Palo Alto High is removing a James Franco mural and other works of art donated by the actor in the wake of sexual misconduct allegations against him.
According to a statement from Interim Superintendent Karen Hendricks, the school has already removed two murals and is in the process of riding the halls of other work by the “Disaster Artist” director and star.
“The decision to remove the mural, and now artwork, was not made lightly but we will always prioritize the physical and emotional well-being of our students over any other concerns,” Hendricks said in a statement posted to the school district’s website on Thursday. “District staff recently considered the best interests of our students in the light of our educational mission, and decided to remove and return the remaining artwork,” she said explaining one mural was already removed in 2016 due to construction and added the second mural was “taken down last week.”
Hendricks does not address the allegations against the actor, which Franco has denied. Instead she acknowledges his art donations were not meant to be permanent fixtures.
“The school site and district appreciated his donation, acknowledging that the artwork was intended to be temporary in nature and would be respectfully returned or painted over at some point.” She continues: “Remaining Franco artwork in our MAC are also now being transitioned as we work with students on their concepts of visual arts on campus to update and provide opportunities for other artistic pieces.”
Palo Alto High Principal Kim Diorio reiterated to the school’s newspaper that Franco’s misconduct has not been proven.
“These are still allegations,” Diorio told the Paly Voice. “I can’t even say [the decision to replace the mural] is based on fact because he’s denied those allegations and hasn’t been charged with a crime.”
Franco was first accused of sexual misconduct during the Golden Globes last month after winning the Best Actor In A Comedy award for “The Disaster Artist”. He later denied the allegations, telling Stephen Colbert he supports those speaking out about sexual harassment.

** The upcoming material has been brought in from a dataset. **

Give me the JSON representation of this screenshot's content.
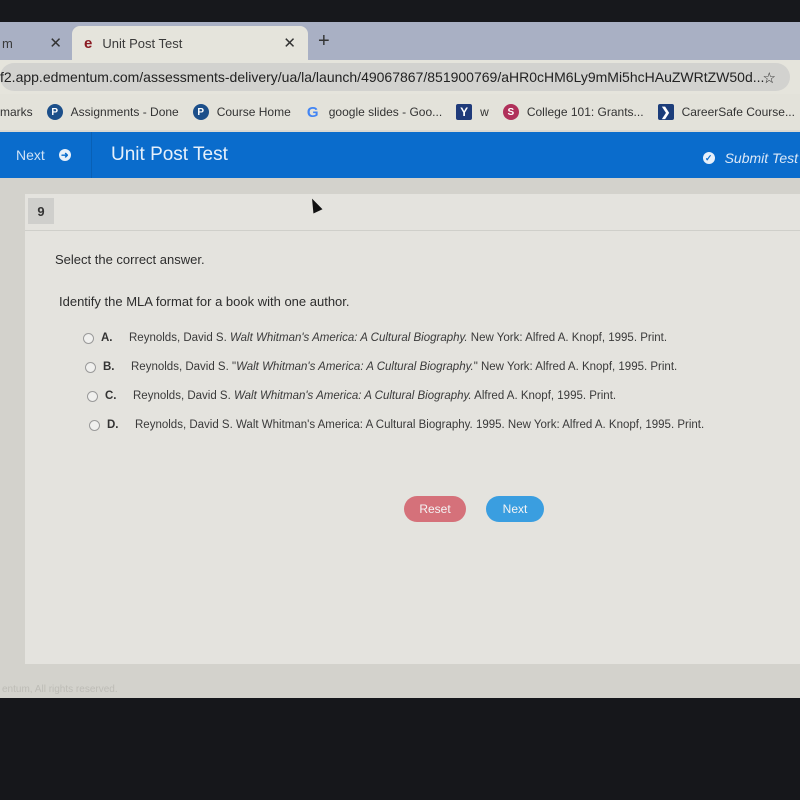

“Look, in my life I pride myself on taking responsibility for things that I have done. I have to do that to maintain my well being,” he said. “The things that I heard that were on Twitter are not accurate. But I completely support people coming out and being able to have a voice because they didn’t have a voice for so long. So I don’t want to shut them down in any way.”